PROBLEM STATEMENT >>
Return each line below holding the string "text".

(Web page and app entries)
+ + + + +

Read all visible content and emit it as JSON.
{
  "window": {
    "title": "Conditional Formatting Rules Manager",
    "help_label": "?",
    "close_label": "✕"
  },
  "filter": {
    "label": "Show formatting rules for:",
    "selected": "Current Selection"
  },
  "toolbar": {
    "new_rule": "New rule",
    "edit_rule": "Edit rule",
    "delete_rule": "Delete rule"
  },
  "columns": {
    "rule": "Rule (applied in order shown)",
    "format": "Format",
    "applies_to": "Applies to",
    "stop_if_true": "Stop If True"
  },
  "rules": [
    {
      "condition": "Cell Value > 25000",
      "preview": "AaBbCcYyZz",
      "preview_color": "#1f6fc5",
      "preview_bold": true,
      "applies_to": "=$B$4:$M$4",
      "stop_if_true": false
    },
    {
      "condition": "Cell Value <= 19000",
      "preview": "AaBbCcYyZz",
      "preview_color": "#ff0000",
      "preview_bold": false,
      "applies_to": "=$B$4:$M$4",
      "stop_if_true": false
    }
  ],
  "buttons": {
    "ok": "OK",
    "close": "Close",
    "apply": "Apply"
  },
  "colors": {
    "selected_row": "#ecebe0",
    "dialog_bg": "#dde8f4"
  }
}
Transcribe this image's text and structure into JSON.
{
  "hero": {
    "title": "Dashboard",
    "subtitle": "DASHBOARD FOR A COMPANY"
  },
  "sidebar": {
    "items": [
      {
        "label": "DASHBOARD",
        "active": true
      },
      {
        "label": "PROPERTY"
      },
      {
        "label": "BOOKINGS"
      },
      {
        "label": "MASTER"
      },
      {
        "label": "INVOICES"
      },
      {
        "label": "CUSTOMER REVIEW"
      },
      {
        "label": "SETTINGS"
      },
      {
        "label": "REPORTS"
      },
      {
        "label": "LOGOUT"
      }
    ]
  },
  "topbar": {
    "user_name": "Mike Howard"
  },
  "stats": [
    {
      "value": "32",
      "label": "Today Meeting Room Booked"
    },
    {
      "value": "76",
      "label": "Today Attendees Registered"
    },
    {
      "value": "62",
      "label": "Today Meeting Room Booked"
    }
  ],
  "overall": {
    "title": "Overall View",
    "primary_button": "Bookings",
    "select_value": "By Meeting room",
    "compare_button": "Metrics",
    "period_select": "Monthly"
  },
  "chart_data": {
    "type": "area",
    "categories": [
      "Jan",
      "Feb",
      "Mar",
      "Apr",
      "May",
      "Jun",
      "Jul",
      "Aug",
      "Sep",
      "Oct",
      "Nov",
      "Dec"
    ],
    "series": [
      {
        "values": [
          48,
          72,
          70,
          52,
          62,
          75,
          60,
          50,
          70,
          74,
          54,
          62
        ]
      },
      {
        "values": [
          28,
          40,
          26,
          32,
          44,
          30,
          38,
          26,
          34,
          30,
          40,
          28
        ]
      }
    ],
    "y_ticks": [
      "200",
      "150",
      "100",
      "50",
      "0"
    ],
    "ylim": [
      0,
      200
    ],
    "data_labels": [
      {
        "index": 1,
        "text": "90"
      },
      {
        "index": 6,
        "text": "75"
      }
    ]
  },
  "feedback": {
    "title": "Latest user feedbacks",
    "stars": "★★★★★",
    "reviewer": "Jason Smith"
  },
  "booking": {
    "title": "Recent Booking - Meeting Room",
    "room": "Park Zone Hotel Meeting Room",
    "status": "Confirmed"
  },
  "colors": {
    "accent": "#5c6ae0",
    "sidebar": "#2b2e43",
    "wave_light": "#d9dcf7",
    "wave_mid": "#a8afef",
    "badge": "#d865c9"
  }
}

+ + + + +

TASK OUTPUT >>
Transcribe this image's text and structure into JSON.
        "text": "90"
        "text": "75"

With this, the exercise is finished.